• **Aim of the task**
The records that follow are to be repeated exactly, without any pictures.

• **Records to process**
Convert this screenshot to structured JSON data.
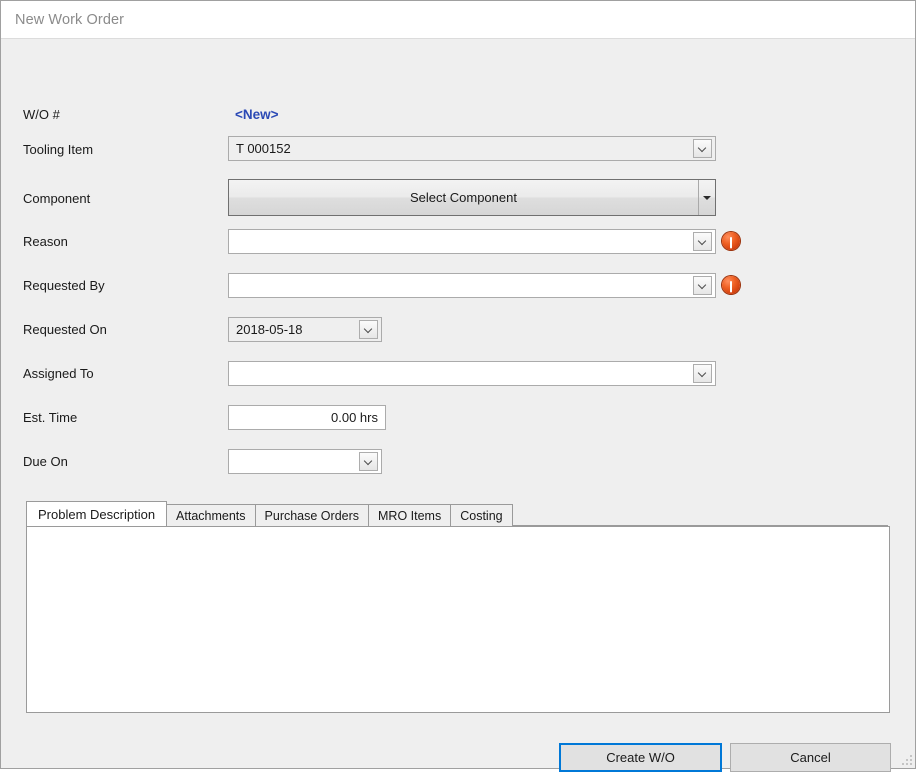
{
  "window": {
    "title": "New Work Order"
  },
  "form": {
    "rows": [
      {
        "label": "W/O #",
        "value": "<New>",
        "type": "static-link"
      },
      {
        "label": "Tooling Item",
        "value": "T 000152",
        "type": "combobox"
      },
      {
        "label": "Component",
        "value": "Select Component",
        "type": "split-button"
      },
      {
        "label": "Reason",
        "value": "",
        "type": "combobox",
        "error": true
      },
      {
        "label": "Requested By",
        "value": "",
        "type": "combobox",
        "error": true
      },
      {
        "label": "Requested On",
        "value": "2018-05-18",
        "type": "date-combobox"
      },
      {
        "label": "Assigned To",
        "value": "",
        "type": "combobox"
      },
      {
        "label": "Est. Time",
        "value": "0.00 hrs",
        "type": "textbox"
      },
      {
        "label": "Due On",
        "value": "",
        "type": "date-combobox"
      }
    ]
  },
  "tabs": {
    "items": [
      {
        "label": "Problem Description",
        "active": true
      },
      {
        "label": "Attachments",
        "active": false
      },
      {
        "label": "Purchase Orders",
        "active": false
      },
      {
        "label": "MRO Items",
        "active": false
      },
      {
        "label": "Costing",
        "active": false
      }
    ]
  },
  "editor": {
    "value": "",
    "placeholder": ""
  },
  "footer": {
    "create_label": "Create W/O",
    "cancel_label": "Cancel"
  },
  "icons": {
    "error": "error-icon",
    "dropdown": "chevron-down-icon",
    "split_arrow": "triangle-down-icon",
    "resize": "resize-grip-icon"
  },
  "colors": {
    "accent": "#0078d7",
    "link": "#2b49b5",
    "error": "#ef6124",
    "window_bg": "#efefef",
    "field_bg": "#ffffff"
  }
}
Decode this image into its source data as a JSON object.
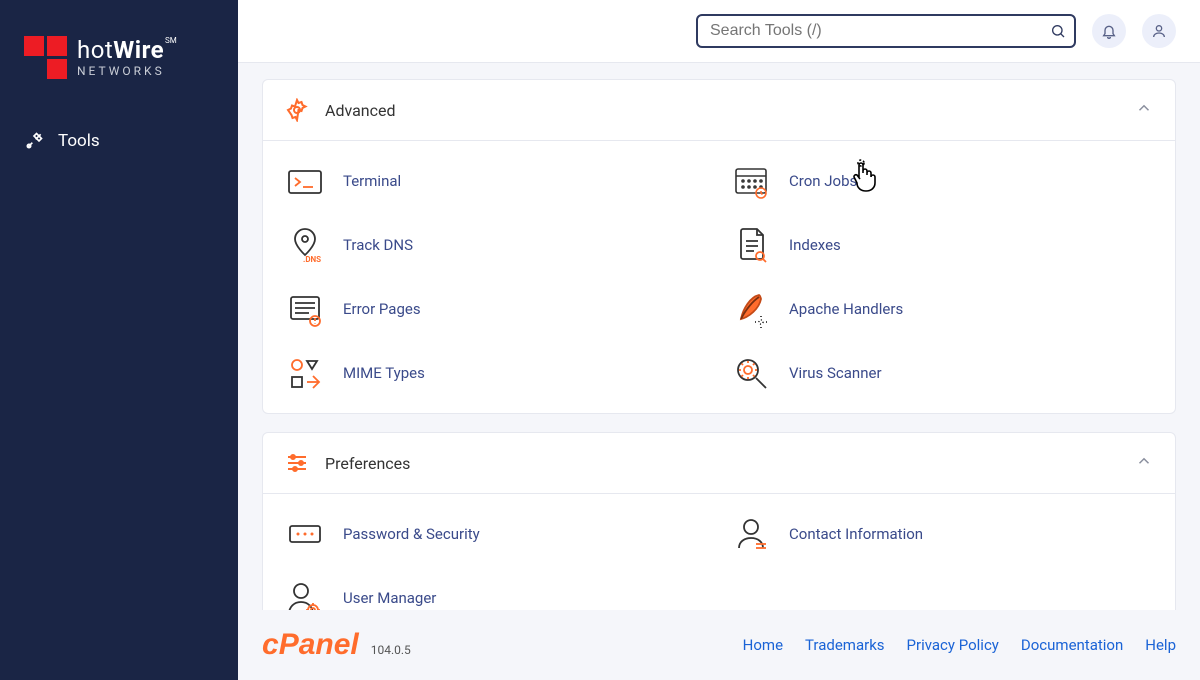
{
  "brand": {
    "name": "hotWire",
    "sub": "NETWORKS",
    "sm": "SM"
  },
  "sidebar": {
    "items": [
      {
        "label": "Tools"
      }
    ]
  },
  "search": {
    "placeholder": "Search Tools (/)"
  },
  "panels": {
    "advanced": {
      "title": "Advanced",
      "items": [
        {
          "label": "Terminal"
        },
        {
          "label": "Cron Jobs"
        },
        {
          "label": "Track DNS"
        },
        {
          "label": "Indexes"
        },
        {
          "label": "Error Pages"
        },
        {
          "label": "Apache Handlers"
        },
        {
          "label": "MIME Types"
        },
        {
          "label": "Virus Scanner"
        }
      ]
    },
    "preferences": {
      "title": "Preferences",
      "items": [
        {
          "label": "Password & Security"
        },
        {
          "label": "Contact Information"
        },
        {
          "label": "User Manager"
        }
      ]
    }
  },
  "footer": {
    "product": "cPanel",
    "version": "104.0.5",
    "links": [
      {
        "label": "Home"
      },
      {
        "label": "Trademarks"
      },
      {
        "label": "Privacy Policy"
      },
      {
        "label": "Documentation"
      },
      {
        "label": "Help"
      }
    ]
  }
}
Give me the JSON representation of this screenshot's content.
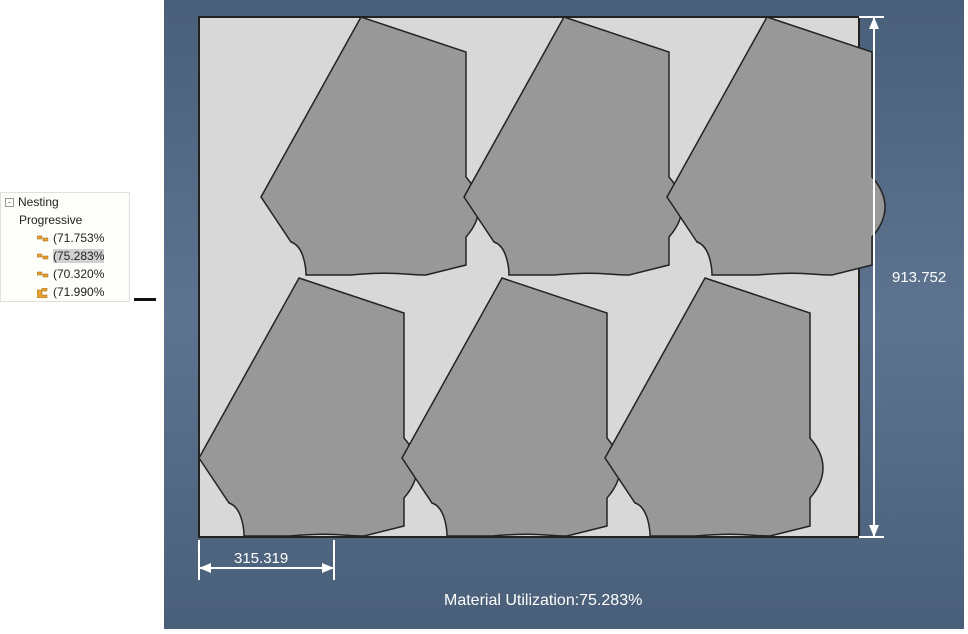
{
  "tree": {
    "root": "Nesting",
    "group": "Progressive",
    "items": [
      {
        "label": "(71.753%"
      },
      {
        "label": "(75.283%"
      },
      {
        "label": "(70.320%"
      },
      {
        "label": "(71.990%"
      }
    ],
    "selectedIndex": 1
  },
  "dimensions": {
    "width": "315.319",
    "height": "913.752"
  },
  "utilization": {
    "label": "Material Utilization:",
    "value": "75.283%"
  }
}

• **Answer box**
Convert this screenshot to structured JSON data.
{
  "window": {
    "title": "New Work Order"
  },
  "form": {
    "rows": [
      {
        "label": "W/O #",
        "value": "<New>",
        "type": "static-link"
      },
      {
        "label": "Tooling Item",
        "value": "T 000152",
        "type": "combobox"
      },
      {
        "label": "Component",
        "value": "Select Component",
        "type": "split-button"
      },
      {
        "label": "Reason",
        "value": "",
        "type": "combobox",
        "error": true
      },
      {
        "label": "Requested By",
        "value": "",
        "type": "combobox",
        "error": true
      },
      {
        "label": "Requested On",
        "value": "2018-05-18",
        "type": "date-combobox"
      },
      {
        "label": "Assigned To",
        "value": "",
        "type": "combobox"
      },
      {
        "label": "Est. Time",
        "value": "0.00 hrs",
        "type": "textbox"
      },
      {
        "label": "Due On",
        "value": "",
        "type": "date-combobox"
      }
    ]
  },
  "tabs": {
    "items": [
      {
        "label": "Problem Description",
        "active": true
      },
      {
        "label": "Attachments",
        "active": false
      },
      {
        "label": "Purchase Orders",
        "active": false
      },
      {
        "label": "MRO Items",
        "active": false
      },
      {
        "label": "Costing",
        "active": false
      }
    ]
  },
  "editor": {
    "value": "",
    "placeholder": ""
  },
  "footer": {
    "create_label": "Create W/O",
    "cancel_label": "Cancel"
  },
  "icons": {
    "error": "error-icon",
    "dropdown": "chevron-down-icon",
    "split_arrow": "triangle-down-icon",
    "resize": "resize-grip-icon"
  },
  "colors": {
    "accent": "#0078d7",
    "link": "#2b49b5",
    "error": "#ef6124",
    "window_bg": "#efefef",
    "field_bg": "#ffffff"
  }
}
Decode this image into its source data as a JSON object.
{
  "brand": {
    "name": "hotWire",
    "sub": "NETWORKS",
    "sm": "SM"
  },
  "sidebar": {
    "items": [
      {
        "label": "Tools"
      }
    ]
  },
  "search": {
    "placeholder": "Search Tools (/)"
  },
  "panels": {
    "advanced": {
      "title": "Advanced",
      "items": [
        {
          "label": "Terminal"
        },
        {
          "label": "Cron Jobs"
        },
        {
          "label": "Track DNS"
        },
        {
          "label": "Indexes"
        },
        {
          "label": "Error Pages"
        },
        {
          "label": "Apache Handlers"
        },
        {
          "label": "MIME Types"
        },
        {
          "label": "Virus Scanner"
        }
      ]
    },
    "preferences": {
      "title": "Preferences",
      "items": [
        {
          "label": "Password & Security"
        },
        {
          "label": "Contact Information"
        },
        {
          "label": "User Manager"
        }
      ]
    }
  },
  "footer": {
    "product": "cPanel",
    "version": "104.0.5",
    "links": [
      {
        "label": "Home"
      },
      {
        "label": "Trademarks"
      },
      {
        "label": "Privacy Policy"
      },
      {
        "label": "Documentation"
      },
      {
        "label": "Help"
      }
    ]
  }
}
Give me the JSON representation of this screenshot's content.
{
  "tree": {
    "root": "Nesting",
    "group": "Progressive",
    "items": [
      {
        "label": "(71.753%"
      },
      {
        "label": "(75.283%"
      },
      {
        "label": "(70.320%"
      },
      {
        "label": "(71.990%"
      }
    ],
    "selectedIndex": 1
  },
  "dimensions": {
    "width": "315.319",
    "height": "913.752"
  },
  "utilization": {
    "label": "Material Utilization:",
    "value": "75.283%"
  }
}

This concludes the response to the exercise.